Segment Start: DATA SHOWN

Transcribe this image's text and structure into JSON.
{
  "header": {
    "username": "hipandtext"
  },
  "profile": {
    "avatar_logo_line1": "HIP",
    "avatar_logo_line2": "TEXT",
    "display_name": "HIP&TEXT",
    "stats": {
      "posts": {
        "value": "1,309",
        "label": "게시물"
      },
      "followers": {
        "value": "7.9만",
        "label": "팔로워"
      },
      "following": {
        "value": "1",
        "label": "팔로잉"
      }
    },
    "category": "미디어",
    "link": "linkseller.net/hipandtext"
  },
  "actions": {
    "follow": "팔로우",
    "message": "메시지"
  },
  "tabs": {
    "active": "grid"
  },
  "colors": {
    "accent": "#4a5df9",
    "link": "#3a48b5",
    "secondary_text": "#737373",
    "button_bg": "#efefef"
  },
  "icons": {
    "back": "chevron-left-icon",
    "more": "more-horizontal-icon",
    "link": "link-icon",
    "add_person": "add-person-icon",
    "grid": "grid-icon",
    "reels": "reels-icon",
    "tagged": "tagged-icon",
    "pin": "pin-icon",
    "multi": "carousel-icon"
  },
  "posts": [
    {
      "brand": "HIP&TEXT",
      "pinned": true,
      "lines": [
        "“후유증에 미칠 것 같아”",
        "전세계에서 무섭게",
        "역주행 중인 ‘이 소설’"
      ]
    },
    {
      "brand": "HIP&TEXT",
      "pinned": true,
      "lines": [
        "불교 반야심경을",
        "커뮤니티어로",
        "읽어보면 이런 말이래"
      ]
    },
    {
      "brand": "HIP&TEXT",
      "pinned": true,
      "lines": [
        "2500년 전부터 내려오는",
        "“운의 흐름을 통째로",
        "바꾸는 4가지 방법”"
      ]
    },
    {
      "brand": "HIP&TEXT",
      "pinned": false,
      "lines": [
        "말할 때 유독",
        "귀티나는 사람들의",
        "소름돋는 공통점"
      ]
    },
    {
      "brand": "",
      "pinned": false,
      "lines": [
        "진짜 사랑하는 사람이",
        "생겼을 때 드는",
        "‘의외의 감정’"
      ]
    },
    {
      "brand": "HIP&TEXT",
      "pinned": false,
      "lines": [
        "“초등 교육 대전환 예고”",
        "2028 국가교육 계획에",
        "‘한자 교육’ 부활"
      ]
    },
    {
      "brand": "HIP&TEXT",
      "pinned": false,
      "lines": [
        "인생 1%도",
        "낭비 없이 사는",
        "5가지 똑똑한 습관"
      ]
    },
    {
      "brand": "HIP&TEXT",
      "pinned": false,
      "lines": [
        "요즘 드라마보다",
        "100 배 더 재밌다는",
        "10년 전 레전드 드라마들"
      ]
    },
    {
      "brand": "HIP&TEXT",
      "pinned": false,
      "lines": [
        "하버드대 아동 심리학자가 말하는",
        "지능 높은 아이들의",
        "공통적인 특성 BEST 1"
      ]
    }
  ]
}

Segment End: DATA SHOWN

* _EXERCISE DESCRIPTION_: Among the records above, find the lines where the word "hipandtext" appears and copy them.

* _SOLVED EXERCISE_:
    "username": "hipandtext"
    "link": "linkseller.net/hipandtext"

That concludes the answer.